Today we will be configuring our own Bitcoin payment gateway and linking it to a wallet that can store Bitcoin. You may wish to combine this tutorial with my other tutorial on how to host a website on the Tor network, however, that is not essential as our new Bitcoin payment gateway will provide a platform for us to integrate a webstore within it.
sudo apt-get update && apt-get install -y git
Once completed you need to clone btcpayserver-docker and change to that directory, where we will be working:
git clone https://github.com/btcpayserver/btcpayserver-docker cd btcpayserver-docker
Then, assuming you want bitcoin on mainnet issue the following commands:
export NBITCOIN_NETWORK="mainnet" export BTCPAYGEN_CRYPTO1="btc"
If you want the Lightning Network with LND then smash this command in using your chubby little fingers:
Then you need to setup staging certificates for Let’s encrypt, and give access to SSH to BTCPay – you’re having fun, right?! … Keep going:
export ACME_CA_URI="https://acme-staging.api.letsencrypt.org/directory" ssh-keygen -t rsa -f /root/.ssh/id_rsa_btcpay -q -P "" -m PEM echo "# Key used by BTCPay Server" >> /root/.ssh/authorized_keys cat /root/.ssh/id_rsa_btcpay.pub >> /root/.ssh/authorized_keys export BTCPAY_HOST_SSHKEYFILE=/root/.ssh/id_rsa_btcpay
Now you need to replace this line with your own Host:
Optionally, setup your address email to be notified if anything goes wrong with your certificates – obviously add your own email address instead of mine, else I will read these messages and feel bad for you:
export LETSENCRYPT_EMAIL="[email protected]"
To save on disk space we need to instruct BTCPay setup to prune the nodes, this will make sure Bitcoin takes at most 50GB of storage for block storage:
Note that if you’re really poor and have very limited less space to play with, you can use opt-save-storage-xxs instead which will use 5GB instead… Also, did you know that you can also use BTCPay on a Raspberry Pi?! Yeah, you can be a real cheapskate!
Anyway, if you want to see more options, you can enter:
btcpay-setup.sh is idempotent, which means it is safe to run again if something goes wrong, or if you want to change your settings.
… But, if you are fine with current options, run:
. ./btcpay-setup.sh -i
Congratulations! You can now browse your instance BTCPay server online… but with a bad certificate (we will fix that soon).
Just click on Advanced and Proceed to ignore this bad certificate, then click on Register.
Your first account on your BTCPay instance is configured as a Server Administrator, proceed to choose an email and password and click on Register… Then go on Server Settings menu and Maintenance.

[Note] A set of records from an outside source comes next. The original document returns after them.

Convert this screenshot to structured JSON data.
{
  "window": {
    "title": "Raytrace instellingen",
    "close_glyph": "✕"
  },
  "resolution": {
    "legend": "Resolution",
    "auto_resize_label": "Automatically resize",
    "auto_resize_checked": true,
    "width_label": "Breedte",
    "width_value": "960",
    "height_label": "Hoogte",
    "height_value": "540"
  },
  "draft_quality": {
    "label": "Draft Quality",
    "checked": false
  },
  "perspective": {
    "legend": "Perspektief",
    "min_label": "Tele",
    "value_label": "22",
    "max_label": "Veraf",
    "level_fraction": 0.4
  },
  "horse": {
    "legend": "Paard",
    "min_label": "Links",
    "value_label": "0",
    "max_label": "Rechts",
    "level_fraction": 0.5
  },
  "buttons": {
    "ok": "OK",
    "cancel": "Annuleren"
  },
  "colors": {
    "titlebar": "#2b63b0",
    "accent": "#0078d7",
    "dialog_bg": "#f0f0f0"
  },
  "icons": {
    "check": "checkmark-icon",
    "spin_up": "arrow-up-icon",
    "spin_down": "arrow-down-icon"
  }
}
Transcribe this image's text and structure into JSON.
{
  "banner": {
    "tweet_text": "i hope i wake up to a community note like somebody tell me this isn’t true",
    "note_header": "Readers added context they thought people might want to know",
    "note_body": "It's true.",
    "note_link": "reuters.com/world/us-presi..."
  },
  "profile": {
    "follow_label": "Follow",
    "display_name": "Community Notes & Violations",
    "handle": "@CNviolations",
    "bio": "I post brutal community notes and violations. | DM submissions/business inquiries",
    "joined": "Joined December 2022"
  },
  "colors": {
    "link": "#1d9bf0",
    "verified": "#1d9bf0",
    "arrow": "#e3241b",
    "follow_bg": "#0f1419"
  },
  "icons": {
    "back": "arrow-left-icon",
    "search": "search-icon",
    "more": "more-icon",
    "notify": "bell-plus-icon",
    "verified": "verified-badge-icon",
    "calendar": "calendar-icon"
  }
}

Now, let’s see how to configure our DNS registar to have a better domain name than host77.webots.london.
If you are a merchant, then you probably already have your own DNS provider to pay your domain name, if you don’t, I advise you use easydns, because they accept Bitcoin without using BitPay!
Your server might take one or two days to synchronize to the Bitcoin network. Once things are synced, you can happily connect Zap to your LND instance. You can create invoices, create stores and be sovereign!